“It was strange how little you noticed the valley or the River where the green snow water streaked the jelly whiteness of the stream. You noticed the gulf where the birds flew level with the lawn; across it was the forest rising to bare and bony ridges, and behind them and above them, the Himalayan snows where the ice wind blew.

Sometimes they were like turrets of icing sugar, pretty and harmless; on some days they seemed as if they might come crashing down on a hill. On others they were hidden behind drifts of cloud and a spray floated from one to another; but however they looked, there was always the wind to remind you of what they were. The wind was always the same.”

 The sisters have a lot of work to do to make the old palace ready to use as a school and dispensary, and they set to work as soon as they arrive. An elderly Chinese woman Angu Ayah has had caretaking responsibilities at the palace and she stays on to help the sisters in their duties. One of the first people the sisters meet is local British agent Mr Dean – who they have been told will be on hand to help the sisters should they need it. Mr Dean is an informally dressed whisky drinker who rather shocks the sisters with his relaxed laid-back attitude and teasing humour. Mr Dean exudes a strength the nuns will have need of in the months ahead, and later, as they come to know him better they discover in him an ability to great sympathy and understanding.

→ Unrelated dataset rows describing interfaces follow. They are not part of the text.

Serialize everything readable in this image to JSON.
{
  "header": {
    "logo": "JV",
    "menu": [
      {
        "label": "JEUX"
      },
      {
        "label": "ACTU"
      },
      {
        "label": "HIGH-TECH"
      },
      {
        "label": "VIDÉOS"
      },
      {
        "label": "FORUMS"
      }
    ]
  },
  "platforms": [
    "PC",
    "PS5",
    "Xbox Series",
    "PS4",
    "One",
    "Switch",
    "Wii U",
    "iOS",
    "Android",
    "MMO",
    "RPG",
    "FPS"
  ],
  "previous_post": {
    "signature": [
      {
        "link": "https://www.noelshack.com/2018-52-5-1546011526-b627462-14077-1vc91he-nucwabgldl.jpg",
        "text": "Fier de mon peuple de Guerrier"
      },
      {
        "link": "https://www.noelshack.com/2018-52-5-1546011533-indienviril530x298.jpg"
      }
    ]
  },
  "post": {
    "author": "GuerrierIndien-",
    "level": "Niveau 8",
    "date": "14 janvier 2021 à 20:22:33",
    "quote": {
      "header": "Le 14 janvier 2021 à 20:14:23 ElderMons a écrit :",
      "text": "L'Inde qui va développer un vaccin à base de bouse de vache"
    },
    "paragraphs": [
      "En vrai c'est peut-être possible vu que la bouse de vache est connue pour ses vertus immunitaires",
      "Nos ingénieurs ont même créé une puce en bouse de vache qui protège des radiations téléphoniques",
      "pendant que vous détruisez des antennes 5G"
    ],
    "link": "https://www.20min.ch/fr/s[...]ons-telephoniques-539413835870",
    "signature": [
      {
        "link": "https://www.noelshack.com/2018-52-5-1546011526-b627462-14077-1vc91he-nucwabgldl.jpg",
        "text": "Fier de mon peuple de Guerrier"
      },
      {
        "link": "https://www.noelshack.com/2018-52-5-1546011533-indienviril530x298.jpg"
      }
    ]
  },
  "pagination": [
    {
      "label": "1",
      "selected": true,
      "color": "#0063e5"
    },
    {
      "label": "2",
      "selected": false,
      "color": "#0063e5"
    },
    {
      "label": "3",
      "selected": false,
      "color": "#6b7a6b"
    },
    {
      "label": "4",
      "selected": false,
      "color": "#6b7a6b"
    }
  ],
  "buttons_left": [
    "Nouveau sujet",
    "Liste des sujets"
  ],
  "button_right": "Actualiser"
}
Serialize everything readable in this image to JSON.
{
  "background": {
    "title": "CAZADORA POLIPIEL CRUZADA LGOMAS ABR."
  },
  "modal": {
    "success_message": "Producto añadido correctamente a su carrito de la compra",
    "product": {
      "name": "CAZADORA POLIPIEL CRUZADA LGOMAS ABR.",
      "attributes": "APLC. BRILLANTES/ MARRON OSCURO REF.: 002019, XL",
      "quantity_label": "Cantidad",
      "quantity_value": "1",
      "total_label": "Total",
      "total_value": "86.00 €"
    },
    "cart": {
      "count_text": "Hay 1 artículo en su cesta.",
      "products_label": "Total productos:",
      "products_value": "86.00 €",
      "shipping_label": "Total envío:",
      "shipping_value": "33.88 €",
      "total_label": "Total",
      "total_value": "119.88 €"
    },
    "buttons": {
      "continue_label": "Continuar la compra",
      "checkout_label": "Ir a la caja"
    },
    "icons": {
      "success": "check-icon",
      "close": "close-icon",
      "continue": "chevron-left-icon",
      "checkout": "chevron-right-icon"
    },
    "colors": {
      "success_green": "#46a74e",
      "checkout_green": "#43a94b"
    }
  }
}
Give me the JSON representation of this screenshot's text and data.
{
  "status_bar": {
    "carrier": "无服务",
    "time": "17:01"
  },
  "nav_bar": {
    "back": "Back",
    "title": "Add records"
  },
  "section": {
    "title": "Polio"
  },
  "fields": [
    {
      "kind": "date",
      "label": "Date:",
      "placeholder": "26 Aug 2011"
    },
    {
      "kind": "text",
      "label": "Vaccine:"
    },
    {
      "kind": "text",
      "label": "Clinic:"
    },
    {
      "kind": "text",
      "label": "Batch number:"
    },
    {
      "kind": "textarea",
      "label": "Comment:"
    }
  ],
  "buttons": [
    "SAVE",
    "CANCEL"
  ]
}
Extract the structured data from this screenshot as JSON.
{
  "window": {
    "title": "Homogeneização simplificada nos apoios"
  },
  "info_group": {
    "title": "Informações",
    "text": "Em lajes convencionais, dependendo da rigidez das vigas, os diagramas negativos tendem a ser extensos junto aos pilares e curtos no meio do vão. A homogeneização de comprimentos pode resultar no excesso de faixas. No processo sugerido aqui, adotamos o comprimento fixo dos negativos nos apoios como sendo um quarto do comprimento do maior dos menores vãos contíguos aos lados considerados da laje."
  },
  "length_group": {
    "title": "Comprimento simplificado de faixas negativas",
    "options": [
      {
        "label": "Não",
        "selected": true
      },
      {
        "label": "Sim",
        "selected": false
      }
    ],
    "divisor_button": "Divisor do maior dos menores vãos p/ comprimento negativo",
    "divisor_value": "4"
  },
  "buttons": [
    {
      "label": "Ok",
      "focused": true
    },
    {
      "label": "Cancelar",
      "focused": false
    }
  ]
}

The General’s nephew and heir, the young General Dilip Rai comes to the sisters to learn French, and a beautiful young girl Kanchi – who the locals have gossiped about wildly – has been placed with the sisters at the request of her uncle. Kanchi is soon surreptitiously keeping a close eye on the handsome young General – who, himself has an unusual effect on Sister Clodagh. Something in the character of the young General reminds her of her ill-fated romance with a neighbouring boy; Con – back in Ireland before she took holy orders.

“As he walked he kicked the stones away from him and slashed at the bushes; he looked pretty and naughty as a child, though he was nearly a full man; tall and beautifully built, not like a hill man but like a young Rajpit.

He slashed with his cane at the bushes, and she was suddenly back, walking down the Wishing Lane at home with Con; the green damp lane that led from the House gates past Skinners Farm to the lake, and Con was slashing at the hedge to show his temper.”

Mr Dean’s promise that the sisters will fail in their mission look set to come true as the nuns show time and again a lack of understanding for the people they are living among. The people have their own traditions and long held superstitions – and these are soon at odds with the inflexible attitudes of the sisters. Other troubles, passions and little jealousies play a part in causing the community difficulties as one of the sisters starts to show signs of mental illness. The magical landscape seems to beguile each of the sisters – distracting them from their purpose and allowing them, at times, to dream. Throughout the novel there is an air of forbidden passions rising to the surface, which Godden explores with wonderful subtlety.

Despite the drama and tragedy towards the end, the novel is much quieter than that old film, which I remember as being quite melodramatic.

I am looking forward to the new adaptation – which I believe airs next month. Will you be watching?